I wrote about the increasing power of the CMO, who is increasingly collaborating with the CIO in setting application strategy in the industries of focus. We are aware that mobile and social, while of strong interest to the CMO, remain under-monetized and that attribution, particularly involving offline channels, is of strong interest to the CMO. In addition to these areas we are spending more time with models that provide significant leverage such as freemium, try and buy. We see continued focus on these areas by ad agencies but we see them as having little ability to understand the technologies and the complexities they entail. Our portfolio companies continue to deal with campaign-based contracts rather than term-license contracts.
As we evolve our investment theses we have been focusing on four areas that we expect will continue to occupy our time for the next 18-24 months. Of course we would very much like your input and insight regarding these approaches.

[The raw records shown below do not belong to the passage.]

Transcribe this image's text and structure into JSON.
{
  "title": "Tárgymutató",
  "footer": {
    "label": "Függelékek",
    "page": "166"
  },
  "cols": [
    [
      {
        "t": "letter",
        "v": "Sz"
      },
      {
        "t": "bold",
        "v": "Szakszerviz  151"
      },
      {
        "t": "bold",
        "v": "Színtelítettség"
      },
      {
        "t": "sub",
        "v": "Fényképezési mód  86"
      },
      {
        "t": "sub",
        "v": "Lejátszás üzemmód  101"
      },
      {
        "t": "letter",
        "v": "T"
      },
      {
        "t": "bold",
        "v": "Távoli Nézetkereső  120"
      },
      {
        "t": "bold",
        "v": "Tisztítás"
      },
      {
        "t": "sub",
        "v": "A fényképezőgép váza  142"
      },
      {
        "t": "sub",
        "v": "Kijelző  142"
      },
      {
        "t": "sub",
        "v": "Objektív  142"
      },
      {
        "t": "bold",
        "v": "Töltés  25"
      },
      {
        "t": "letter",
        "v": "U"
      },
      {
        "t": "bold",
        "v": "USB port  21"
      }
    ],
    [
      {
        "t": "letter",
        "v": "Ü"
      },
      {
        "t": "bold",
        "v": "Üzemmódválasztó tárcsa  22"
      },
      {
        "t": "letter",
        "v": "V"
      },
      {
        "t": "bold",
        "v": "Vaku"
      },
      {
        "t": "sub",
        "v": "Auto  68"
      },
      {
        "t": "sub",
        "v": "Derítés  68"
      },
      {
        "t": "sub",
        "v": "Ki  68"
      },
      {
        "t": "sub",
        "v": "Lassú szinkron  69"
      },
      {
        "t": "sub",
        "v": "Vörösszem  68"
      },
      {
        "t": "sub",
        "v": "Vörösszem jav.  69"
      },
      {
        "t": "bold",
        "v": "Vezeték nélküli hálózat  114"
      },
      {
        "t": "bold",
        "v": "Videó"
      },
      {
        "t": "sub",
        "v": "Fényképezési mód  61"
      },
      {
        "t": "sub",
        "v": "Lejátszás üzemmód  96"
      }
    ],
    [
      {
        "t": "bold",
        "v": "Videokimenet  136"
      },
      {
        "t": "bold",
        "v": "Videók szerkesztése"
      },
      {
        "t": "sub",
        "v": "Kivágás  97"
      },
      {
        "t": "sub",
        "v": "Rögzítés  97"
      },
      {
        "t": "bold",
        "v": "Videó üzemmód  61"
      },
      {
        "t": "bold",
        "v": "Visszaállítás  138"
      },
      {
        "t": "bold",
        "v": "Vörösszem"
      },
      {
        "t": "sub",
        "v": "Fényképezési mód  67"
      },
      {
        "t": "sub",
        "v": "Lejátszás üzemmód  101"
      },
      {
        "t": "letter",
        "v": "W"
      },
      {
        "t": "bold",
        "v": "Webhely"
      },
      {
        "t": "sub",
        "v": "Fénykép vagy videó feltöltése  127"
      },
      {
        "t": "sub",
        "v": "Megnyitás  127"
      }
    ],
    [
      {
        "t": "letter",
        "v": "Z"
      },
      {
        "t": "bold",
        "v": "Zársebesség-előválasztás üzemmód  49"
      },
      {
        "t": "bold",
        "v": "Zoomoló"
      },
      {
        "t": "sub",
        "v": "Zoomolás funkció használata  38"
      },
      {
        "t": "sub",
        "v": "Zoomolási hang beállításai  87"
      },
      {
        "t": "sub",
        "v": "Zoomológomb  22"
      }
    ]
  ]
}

Horizontal and vertical mobile applications. We believe that mobility remains a huge opportunity as mobile devices (tablets of every type and smartphones) continue to be adopted in large numbers and used on an increasing variety of tasks (search, mcommerce, collaboration). We remain, however, concerned about the platform war being waged by the large vendors. The improvement of networks is also a big factor as is the increasing use of both native and HTML5-based applications. We see mobile advertising and mcommerce (with representative companies like Aisle411, Revel Touch, Coffee Table, The Find, Square) as being completely distinct than online advertising and mobile ecommerce because they take into account the unique features of smartphones and tablets. We are seeing corporations increasing the number of trials and campaigns they are conducting using mobile devices but we are still seeing trials and not large scale deployments, even though we are impressed by the faster than expected adoption of tablets by enterprises. We view the growing number of mobile applications as good news, bad news. Good news because they provide more opportunities for interactions with brands. Bad news because application discovery is becoming a problem. Much like web site discovery had become a problem in the past and gave rise to search, we see the need for application discovery and recommendation technologies, based on user interests and usage.
Social applications for the enterprise. Over the past 2 years we have been focusing on applications that use social in inter-enterprise business processes, e.g., marketing and commerce. We are now focusing on applications that effectively utilize social in intra-enterprise business processes and value chains.
Adtech/Monetization. We remain focused on companies that can provide improved Internet monetization through new formats, and are paying particular attention to Facebook’s adtech efforts, data-driven targeting and optimization. As marketers are increasingly asking for omni-channel marketing solutions, and a clear demonstration of ROI, we see a big opportunity in cross-channel attribution solutions that can account for more than the last click.
Big data vertical and horizontal analytic applications that are being built on top of open source infrastructures like Hadoop. Thus far we have had hard time finding innovating applications that can only be done through these infrastructures and none of the commercially available proprietary ones. We are starting to see some examples like Bloomreach that can play an important role in both eCommerce, mobile and social. We are also particularly interested in social analytic solutions that can use such open source infrastructures to extract insights from social graphs that are augmented with other first- and third-party data.